-- The input follows --
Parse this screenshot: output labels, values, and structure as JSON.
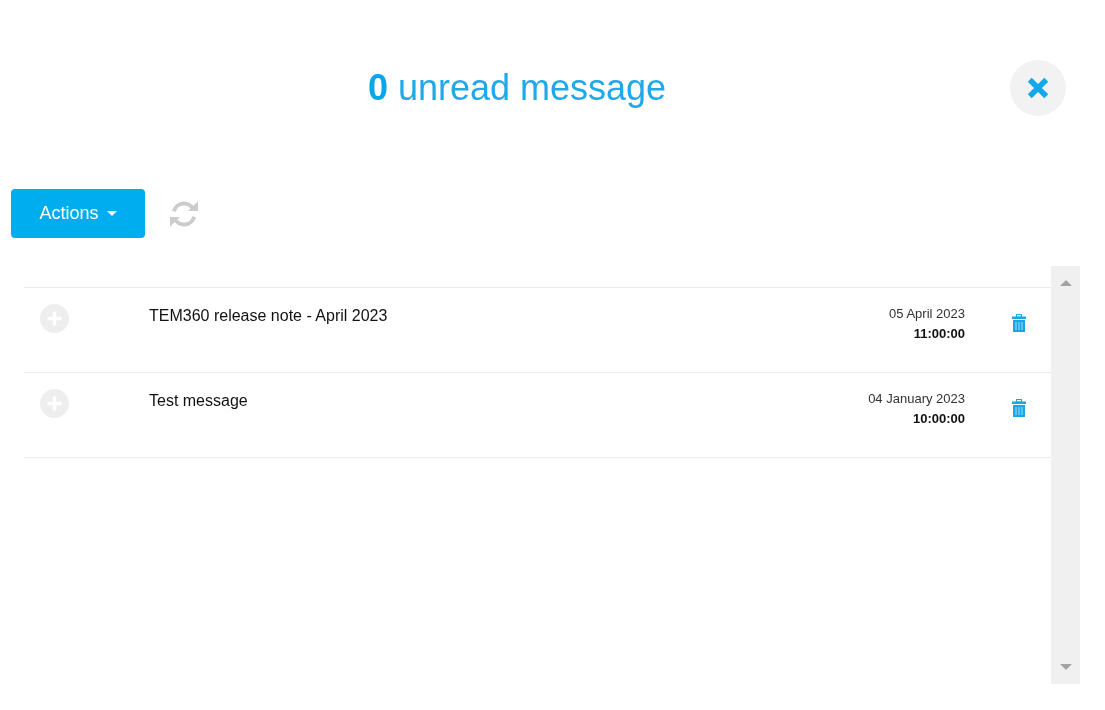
{
  "header": {
    "title": "**0** unread message"
  },
  "toolbar": {
    "actions_button": {
      "label": "Actions"
    }
  },
  "messages": [
    {
      "subject": "TEM360 release note - April 2023",
      "date": "05 April 2023",
      "time": "11:00:00"
    },
    {
      "subject": "Test message",
      "date": "04 January 2023",
      "time": "10:00:00"
    }
  ]
}
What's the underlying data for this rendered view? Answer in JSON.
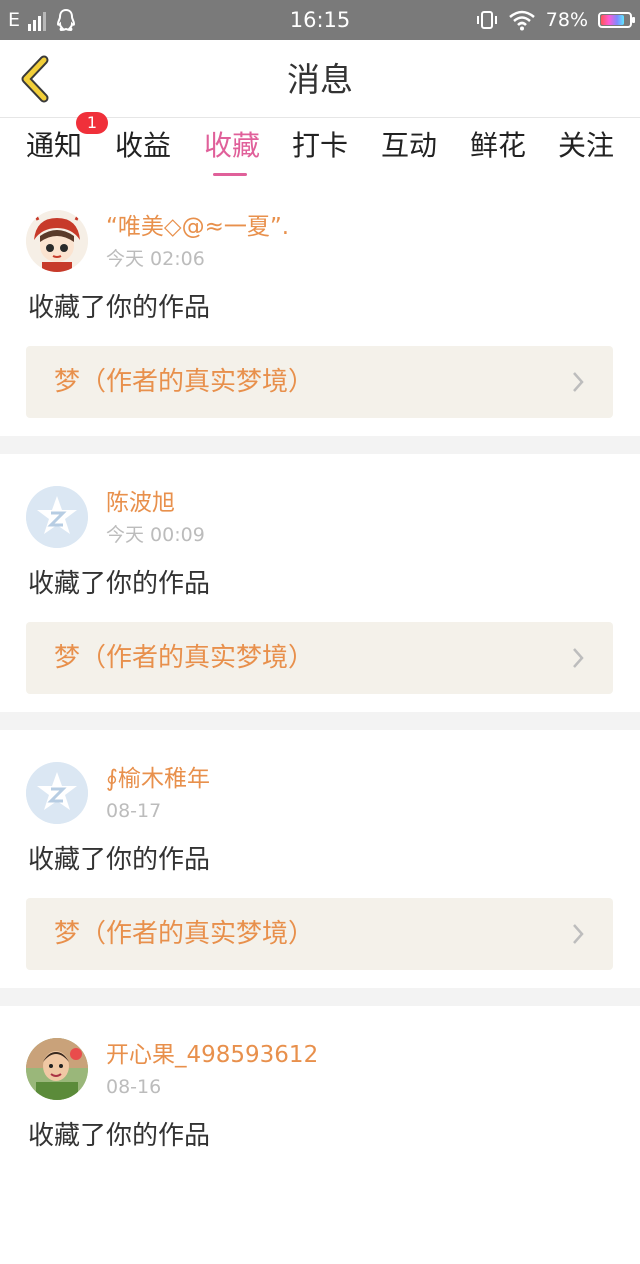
{
  "status_bar": {
    "network": "E",
    "time": "16:15",
    "battery_percent": "78%",
    "battery_level": 0.78
  },
  "header": {
    "title": "消息"
  },
  "tabs": [
    {
      "label": "通知",
      "badge": "1"
    },
    {
      "label": "收益"
    },
    {
      "label": "收藏",
      "active": true
    },
    {
      "label": "打卡"
    },
    {
      "label": "互动"
    },
    {
      "label": "鲜花"
    },
    {
      "label": "关注"
    }
  ],
  "messages": [
    {
      "username": "“唯美◇@≈一夏”.",
      "time": "今天 02:06",
      "action": "收藏了你的作品",
      "work_title": "梦（作者的真实梦境）"
    },
    {
      "username": "陈波旭",
      "time": "今天 00:09",
      "action": "收藏了你的作品",
      "work_title": "梦（作者的真实梦境）"
    },
    {
      "username": "∮榆木稚年",
      "time": "08-17",
      "action": "收藏了你的作品",
      "work_title": "梦（作者的真实梦境）"
    },
    {
      "username": "开心果_498593612",
      "time": "08-16",
      "action": "收藏了你的作品"
    }
  ],
  "colors": {
    "accent": "#e0609a",
    "username": "#e8904c",
    "badge": "#f0303a",
    "card_bg": "#f4f1ea"
  }
}
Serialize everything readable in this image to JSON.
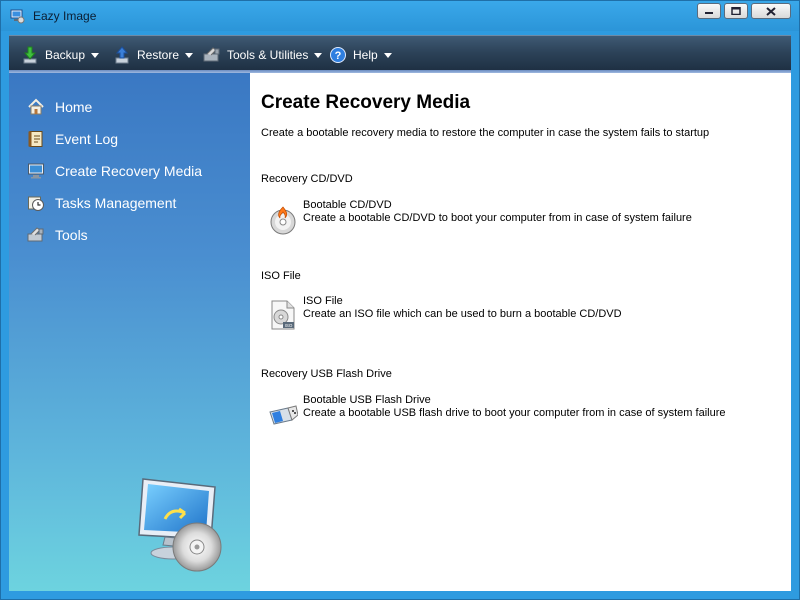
{
  "window": {
    "title": "Eazy Image",
    "icon": "app-icon"
  },
  "window_controls": [
    {
      "name": "minimize",
      "icon": "minimize-icon"
    },
    {
      "name": "maximize",
      "icon": "maximize-icon"
    },
    {
      "name": "close",
      "icon": "close-icon"
    }
  ],
  "menu": {
    "backup": {
      "label": "Backup",
      "icon": "backup-arrow-icon"
    },
    "restore": {
      "label": "Restore",
      "icon": "restore-icon"
    },
    "tools": {
      "label": "Tools & Utilities",
      "icon": "tools-icon"
    },
    "help": {
      "label": "Help",
      "icon": "help-icon"
    }
  },
  "sidebar": {
    "items": [
      {
        "label": "Home",
        "icon": "home-icon"
      },
      {
        "label": "Event Log",
        "icon": "event-log-icon"
      },
      {
        "label": "Create Recovery Media",
        "icon": "monitor-icon"
      },
      {
        "label": "Tasks Management",
        "icon": "clock-icon"
      },
      {
        "label": "Tools",
        "icon": "tools-icon"
      }
    ]
  },
  "main": {
    "title": "Create Recovery Media",
    "description": "Create a bootable recovery media to restore the computer in case the system fails to startup",
    "sections": [
      {
        "heading": "Recovery CD/DVD",
        "option_title": "Bootable CD/DVD",
        "option_desc": "Create a bootable CD/DVD to boot your computer from in case of system failure",
        "icon": "cd-burn-icon"
      },
      {
        "heading": "ISO File",
        "option_title": "ISO File",
        "option_desc": "Create an ISO file which can be used to burn a bootable CD/DVD",
        "icon": "iso-file-icon"
      },
      {
        "heading": "Recovery USB Flash Drive",
        "option_title": "Bootable USB Flash Drive",
        "option_desc": "Create a bootable USB flash drive to boot your computer from in case of system failure",
        "icon": "usb-drive-icon"
      }
    ]
  },
  "colors": {
    "titlebar": "#2e9be0",
    "menubar": "#2c4258",
    "sidebar_top": "#3a78c3",
    "sidebar_bottom": "#6dd3df"
  }
}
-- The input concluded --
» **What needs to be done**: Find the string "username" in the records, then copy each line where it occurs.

» **Solution for this exercise**:
      "username": "“唯美◇@≈一夏”.",
      "username": "陈波旭",
      "username": "∮榆木稚年",
      "username": "开心果_498593612",
    "username": "#e8904c",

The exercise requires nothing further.